[Opening SUPPLIED DATA section]

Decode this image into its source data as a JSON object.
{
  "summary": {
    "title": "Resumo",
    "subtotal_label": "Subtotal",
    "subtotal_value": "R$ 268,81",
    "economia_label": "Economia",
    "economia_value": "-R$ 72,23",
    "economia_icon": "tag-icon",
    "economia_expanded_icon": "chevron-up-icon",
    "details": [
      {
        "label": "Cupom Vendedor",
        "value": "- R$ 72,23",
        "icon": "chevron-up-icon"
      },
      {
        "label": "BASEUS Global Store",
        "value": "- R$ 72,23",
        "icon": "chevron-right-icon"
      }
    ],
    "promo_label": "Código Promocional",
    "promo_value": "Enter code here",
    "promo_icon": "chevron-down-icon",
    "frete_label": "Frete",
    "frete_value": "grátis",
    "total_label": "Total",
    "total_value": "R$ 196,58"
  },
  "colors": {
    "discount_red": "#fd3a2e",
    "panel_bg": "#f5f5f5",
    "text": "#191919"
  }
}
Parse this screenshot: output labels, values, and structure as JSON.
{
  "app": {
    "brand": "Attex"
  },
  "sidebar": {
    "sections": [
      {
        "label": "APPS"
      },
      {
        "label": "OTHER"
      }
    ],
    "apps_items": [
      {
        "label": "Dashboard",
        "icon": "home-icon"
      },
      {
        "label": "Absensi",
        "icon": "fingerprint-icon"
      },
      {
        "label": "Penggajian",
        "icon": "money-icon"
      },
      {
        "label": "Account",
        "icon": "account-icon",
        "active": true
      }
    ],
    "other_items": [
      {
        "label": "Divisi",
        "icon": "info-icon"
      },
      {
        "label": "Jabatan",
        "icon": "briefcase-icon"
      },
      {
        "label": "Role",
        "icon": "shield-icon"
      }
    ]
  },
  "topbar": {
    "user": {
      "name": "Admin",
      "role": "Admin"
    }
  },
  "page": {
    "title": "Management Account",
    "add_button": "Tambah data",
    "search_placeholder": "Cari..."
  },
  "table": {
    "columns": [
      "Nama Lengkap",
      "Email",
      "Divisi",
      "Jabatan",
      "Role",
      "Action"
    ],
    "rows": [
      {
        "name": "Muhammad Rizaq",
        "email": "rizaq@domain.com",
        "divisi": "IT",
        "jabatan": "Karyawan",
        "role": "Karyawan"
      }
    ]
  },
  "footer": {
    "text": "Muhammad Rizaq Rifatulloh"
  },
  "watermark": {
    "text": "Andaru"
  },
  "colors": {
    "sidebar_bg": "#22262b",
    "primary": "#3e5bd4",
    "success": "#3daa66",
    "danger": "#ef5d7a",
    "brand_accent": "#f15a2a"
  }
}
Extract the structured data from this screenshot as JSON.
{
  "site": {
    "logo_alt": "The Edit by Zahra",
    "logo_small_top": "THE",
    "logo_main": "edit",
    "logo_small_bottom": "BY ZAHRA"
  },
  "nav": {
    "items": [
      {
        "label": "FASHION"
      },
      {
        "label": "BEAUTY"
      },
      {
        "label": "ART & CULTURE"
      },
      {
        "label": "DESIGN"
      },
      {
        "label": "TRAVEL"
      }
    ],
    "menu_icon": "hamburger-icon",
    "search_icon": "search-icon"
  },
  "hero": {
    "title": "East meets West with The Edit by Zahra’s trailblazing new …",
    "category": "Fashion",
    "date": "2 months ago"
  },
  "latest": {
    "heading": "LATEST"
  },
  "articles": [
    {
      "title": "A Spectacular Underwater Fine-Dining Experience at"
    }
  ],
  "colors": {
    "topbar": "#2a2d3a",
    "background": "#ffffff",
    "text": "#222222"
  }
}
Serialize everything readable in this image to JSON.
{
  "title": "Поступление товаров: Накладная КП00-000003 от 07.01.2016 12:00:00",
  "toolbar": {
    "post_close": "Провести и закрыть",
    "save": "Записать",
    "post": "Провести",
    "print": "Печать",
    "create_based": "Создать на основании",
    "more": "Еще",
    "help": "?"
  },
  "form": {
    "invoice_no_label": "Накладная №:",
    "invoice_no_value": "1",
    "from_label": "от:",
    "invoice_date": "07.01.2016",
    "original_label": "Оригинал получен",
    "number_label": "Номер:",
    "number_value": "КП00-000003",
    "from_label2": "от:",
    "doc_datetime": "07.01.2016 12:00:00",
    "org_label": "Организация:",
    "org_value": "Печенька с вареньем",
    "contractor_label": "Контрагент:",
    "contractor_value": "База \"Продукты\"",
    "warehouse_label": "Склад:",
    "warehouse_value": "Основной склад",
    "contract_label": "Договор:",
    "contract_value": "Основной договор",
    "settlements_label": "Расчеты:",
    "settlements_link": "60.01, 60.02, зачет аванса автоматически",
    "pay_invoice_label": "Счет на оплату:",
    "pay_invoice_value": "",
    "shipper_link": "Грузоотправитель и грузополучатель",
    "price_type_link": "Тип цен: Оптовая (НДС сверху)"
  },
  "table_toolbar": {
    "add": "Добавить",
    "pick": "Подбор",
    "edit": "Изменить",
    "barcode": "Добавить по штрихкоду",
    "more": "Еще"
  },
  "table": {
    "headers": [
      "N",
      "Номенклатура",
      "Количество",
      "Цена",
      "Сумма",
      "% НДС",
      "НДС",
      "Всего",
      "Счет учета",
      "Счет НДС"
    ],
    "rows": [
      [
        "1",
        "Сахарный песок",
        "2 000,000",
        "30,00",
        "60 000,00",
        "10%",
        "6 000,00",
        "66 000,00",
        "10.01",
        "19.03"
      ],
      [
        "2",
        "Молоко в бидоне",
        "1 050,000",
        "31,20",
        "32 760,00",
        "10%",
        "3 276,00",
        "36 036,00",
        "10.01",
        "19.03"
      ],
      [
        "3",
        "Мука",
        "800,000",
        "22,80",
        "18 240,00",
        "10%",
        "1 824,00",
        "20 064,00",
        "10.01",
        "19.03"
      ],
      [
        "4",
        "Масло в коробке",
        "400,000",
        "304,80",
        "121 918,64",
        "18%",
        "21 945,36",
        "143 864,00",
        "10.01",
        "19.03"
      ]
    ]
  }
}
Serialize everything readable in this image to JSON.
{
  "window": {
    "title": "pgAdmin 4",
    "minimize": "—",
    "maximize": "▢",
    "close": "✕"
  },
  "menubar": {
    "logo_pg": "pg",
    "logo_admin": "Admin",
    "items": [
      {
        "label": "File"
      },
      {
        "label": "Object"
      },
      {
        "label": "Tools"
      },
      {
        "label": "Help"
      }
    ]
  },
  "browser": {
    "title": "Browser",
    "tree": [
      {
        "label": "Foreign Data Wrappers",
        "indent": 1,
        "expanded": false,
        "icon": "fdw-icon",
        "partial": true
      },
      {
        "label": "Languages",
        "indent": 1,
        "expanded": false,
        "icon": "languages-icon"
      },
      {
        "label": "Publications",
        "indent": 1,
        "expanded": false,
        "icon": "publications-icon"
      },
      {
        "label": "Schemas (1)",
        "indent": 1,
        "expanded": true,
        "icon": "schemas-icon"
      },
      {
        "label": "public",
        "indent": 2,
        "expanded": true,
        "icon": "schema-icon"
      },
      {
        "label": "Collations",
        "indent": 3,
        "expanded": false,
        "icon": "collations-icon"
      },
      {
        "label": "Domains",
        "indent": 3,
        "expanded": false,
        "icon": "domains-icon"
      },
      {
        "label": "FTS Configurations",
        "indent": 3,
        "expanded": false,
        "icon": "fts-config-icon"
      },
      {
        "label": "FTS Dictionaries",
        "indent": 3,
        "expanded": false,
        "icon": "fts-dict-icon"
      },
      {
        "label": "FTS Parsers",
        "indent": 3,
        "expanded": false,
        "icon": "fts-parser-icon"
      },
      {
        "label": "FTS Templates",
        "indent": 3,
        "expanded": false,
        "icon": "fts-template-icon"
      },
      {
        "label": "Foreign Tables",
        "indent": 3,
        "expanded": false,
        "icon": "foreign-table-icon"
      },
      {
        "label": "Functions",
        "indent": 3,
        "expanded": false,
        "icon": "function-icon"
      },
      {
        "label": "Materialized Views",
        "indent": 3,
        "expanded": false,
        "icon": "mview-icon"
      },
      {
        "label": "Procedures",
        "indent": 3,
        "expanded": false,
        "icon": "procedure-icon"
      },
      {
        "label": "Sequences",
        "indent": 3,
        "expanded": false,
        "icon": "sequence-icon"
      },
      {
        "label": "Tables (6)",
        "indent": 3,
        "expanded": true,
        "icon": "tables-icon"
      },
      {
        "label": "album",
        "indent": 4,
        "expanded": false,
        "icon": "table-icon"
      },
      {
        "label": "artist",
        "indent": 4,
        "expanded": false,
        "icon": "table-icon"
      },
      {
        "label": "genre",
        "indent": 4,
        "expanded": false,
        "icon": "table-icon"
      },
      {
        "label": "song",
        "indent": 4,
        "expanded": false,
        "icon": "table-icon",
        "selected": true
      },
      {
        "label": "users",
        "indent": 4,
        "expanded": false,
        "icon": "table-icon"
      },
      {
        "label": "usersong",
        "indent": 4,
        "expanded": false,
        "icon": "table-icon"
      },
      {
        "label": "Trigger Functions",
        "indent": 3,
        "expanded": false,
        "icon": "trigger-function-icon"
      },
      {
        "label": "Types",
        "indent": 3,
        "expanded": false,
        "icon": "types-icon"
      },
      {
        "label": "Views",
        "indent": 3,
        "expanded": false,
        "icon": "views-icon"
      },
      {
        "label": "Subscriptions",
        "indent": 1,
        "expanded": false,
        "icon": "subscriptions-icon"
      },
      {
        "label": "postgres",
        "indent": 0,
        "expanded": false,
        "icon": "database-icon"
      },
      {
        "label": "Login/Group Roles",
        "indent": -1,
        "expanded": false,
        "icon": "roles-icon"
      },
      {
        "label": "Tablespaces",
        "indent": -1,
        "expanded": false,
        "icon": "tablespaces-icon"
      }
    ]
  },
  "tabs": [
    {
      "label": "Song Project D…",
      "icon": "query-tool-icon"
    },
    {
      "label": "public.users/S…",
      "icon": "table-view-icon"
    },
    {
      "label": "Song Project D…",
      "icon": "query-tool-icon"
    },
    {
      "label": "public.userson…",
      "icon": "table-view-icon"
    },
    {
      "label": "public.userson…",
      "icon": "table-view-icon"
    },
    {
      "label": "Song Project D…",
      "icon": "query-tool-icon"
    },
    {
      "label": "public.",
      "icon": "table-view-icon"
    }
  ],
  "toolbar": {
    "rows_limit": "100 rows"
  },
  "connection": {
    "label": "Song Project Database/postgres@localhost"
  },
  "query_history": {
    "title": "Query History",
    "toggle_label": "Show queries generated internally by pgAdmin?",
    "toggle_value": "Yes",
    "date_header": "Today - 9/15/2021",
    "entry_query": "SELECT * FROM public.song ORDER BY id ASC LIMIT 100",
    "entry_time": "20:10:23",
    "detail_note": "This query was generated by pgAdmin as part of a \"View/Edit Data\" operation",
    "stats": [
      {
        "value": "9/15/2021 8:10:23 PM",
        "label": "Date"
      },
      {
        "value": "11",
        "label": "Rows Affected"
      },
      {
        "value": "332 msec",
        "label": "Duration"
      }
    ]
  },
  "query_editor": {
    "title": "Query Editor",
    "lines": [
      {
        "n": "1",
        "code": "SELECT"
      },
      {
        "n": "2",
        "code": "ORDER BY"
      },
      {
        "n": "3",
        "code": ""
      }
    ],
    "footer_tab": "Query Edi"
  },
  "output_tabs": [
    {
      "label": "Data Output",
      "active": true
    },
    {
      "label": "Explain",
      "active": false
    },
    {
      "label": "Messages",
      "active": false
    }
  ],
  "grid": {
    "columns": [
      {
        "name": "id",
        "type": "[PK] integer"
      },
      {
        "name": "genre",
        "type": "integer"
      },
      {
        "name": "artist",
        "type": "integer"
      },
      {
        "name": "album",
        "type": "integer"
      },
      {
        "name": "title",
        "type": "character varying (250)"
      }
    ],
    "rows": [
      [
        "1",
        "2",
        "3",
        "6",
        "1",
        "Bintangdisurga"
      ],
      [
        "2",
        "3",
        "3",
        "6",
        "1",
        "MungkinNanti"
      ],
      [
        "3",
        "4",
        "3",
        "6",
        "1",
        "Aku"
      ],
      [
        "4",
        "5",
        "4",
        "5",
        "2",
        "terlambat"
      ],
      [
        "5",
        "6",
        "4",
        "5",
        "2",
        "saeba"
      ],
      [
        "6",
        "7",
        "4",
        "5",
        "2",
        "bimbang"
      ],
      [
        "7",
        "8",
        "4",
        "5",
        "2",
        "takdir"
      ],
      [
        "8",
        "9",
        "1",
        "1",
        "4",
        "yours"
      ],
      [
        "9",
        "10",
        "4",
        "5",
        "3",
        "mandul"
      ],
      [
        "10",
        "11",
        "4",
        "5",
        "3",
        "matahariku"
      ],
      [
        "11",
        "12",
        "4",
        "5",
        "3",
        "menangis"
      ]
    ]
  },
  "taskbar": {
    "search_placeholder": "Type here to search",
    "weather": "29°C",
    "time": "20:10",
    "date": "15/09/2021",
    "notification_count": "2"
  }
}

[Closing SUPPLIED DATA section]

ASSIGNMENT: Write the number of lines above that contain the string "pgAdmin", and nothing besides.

OUTPUT BELOW: 3